By the time you get this letter, it will probably be Monday. I hope you had a good weekend, my love. How did it go today, Kate, free of tantrums and any other ominous signs of a bad week, I pray. I wish I could be there today and have you tell me how your day was. Please forgive me for being selfish, Kate, but I want to share every single day of your life. In your life lies my happiness, in your goodness lies my hope to attain goodness.
Well, Kate, I’ve got one more test to take before the end of the course Wednesday. I’m worried about it, I may flunk it. I don’t seem to have the confidence in myself or the radio. Say a little prayer for me and think of me Wednesday, my love. With that combination, I can’t lose.
Have a good week, my joy. My prayers are always with you. Give my love to our family.
29 November, 1969

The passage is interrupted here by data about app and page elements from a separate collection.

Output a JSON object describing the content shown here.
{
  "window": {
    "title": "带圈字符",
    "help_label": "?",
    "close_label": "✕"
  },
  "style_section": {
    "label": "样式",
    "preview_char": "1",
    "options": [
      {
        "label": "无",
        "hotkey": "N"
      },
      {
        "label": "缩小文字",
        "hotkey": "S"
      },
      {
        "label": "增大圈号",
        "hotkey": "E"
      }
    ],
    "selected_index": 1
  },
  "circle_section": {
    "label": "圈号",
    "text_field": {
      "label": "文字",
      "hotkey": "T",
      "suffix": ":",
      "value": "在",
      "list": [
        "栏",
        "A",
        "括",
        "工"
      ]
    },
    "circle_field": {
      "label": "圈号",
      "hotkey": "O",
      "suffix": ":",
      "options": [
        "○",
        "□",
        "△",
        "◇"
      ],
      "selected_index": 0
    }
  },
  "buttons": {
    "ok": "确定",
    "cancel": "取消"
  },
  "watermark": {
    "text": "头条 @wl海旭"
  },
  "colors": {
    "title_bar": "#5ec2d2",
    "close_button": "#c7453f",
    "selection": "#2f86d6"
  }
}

Hello. How are you? Happy and in love I hope. Well, my love, it took six hours of being hassled today, but I got my airline tickets. I would have stood on my head for six hours to come home to you. Happy news Kate, I’ll be home a day earlier than I expected. If I make connections and the flights are on time, I’ll be in Milwaukee at 6:30 am the morning of the 18th. By the time you receive this letter, it will be 16 days before we’re together, my love. Opps! Forgive me, Kate, by your method of time + 2 = less time, that will be 18 days. You know what? I’m going to enjoy being married to you. I”ll be confused and bewildered, but oh so happy.

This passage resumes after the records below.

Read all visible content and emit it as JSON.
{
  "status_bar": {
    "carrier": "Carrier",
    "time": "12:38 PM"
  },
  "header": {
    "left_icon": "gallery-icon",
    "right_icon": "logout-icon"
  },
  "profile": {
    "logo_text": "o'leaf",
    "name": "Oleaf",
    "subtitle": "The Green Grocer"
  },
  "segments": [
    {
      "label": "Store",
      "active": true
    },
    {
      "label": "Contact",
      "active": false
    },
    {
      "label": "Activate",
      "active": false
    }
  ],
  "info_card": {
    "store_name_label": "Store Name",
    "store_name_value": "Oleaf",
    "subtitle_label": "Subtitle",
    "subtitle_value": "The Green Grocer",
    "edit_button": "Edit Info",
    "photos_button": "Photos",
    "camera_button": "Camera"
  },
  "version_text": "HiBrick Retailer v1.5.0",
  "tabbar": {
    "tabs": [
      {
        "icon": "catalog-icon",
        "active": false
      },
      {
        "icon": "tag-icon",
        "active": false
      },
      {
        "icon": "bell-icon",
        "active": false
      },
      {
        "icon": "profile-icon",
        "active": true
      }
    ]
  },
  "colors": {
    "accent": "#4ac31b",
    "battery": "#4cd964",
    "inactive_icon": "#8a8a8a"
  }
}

It should be about the middle of the week, my life. How are things going in school, no more tears, I pray. How shallow and unaffected I feel when I think of all the compassion and love in a single one of your tears. Hey, you never did tell me how your speech went. Well, I know you did fine. Tomorrow’s the happiest day of the week for me, Sunday, the day I hear your voice. Take care of yourself, my love until I can.
More by this Author
Does the way you think affect your relationship? In this segment of "Letters from Vietnam" Tim and Kate still struggle with the abstinance question but different thought proccesses cause confusion.
Follow Tim and Kate's Story from the Beginning: Click here for Index If I had any doubt as to the wisdom of typing and posting these old love letters, that doubt has been dispelled with the letter I'm publishing...
A love story told through letters written by Tim and Kate, a young couple who were faced with moral and ethical decisions of being in love during the Vietnam war. A love story of yesterday and today.